Addressing Questions Concerning Equity in Longitudinal Studies of School Effectiveness and Accountability: Modeling Heterogeneity in Relationships Between Initial Status and Rates of Change

Oct 2003

Kilchan Choi and Michael Seltzer

Attending to the relationship between where individuals start (e.g., their initial status and how rapidly they progress (e.g., their rates of change) can help draw attention to possible concerns regarding the distribution of student achievement within schools in longitudinal studies of school effectiveness. Focusing on the relationship between initial status and rates of change, we address questions concerning equity: Why is it that student achievement is distributed in a more equitable fashion in some schools than in other schools? To what extent might this be due to school characteristics, school policies, or school practices? Do schools that start off with high mean achievement have a more positive relationship or negative relationship?

To address questions of this kind, we present a latent variable regression modeling strategy that incorporates latent variable regression into a three-level hierarchical modeling framework (LVR-HM3). To illustrate key ideas and the distinctive features of the LVR-HM3, we fit a series of LVR-HM3s to the data from the Longitudinal Study of American Youth (LSAY) using the Gibbs sampler. We also present results from sensitivity analyses that involve employing tdistributional assumptions in LVR-HM3s, and we examine the convergence of the Gibbs sampler using different formulations and parameterization of the LVR-HM3. In a final section, we discuss some implications and possibilities that arise in longitudinal multisite intervention studies using LVR-HM3s.

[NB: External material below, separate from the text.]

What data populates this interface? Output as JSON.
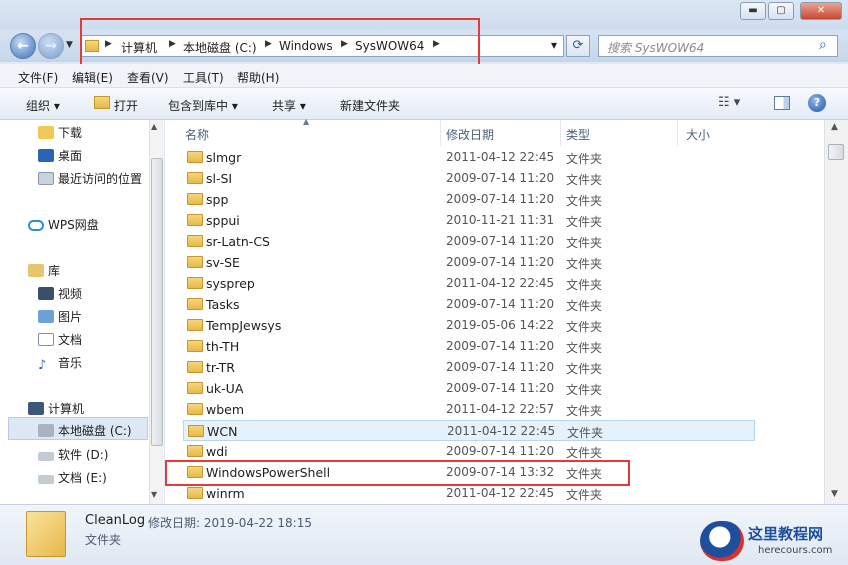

Choi, K., & Seltzer, M. (2003). Addressing questions concerning equity in longitudinal studies of school effectiveness and accountability: Modeling heterogeneity in relationships between initial status and rates of change (CSE Report 614). Los Angeles: University of California, Los Angeles, National Center for Research on Evaluation, Standards, and Student Testing (CRESST).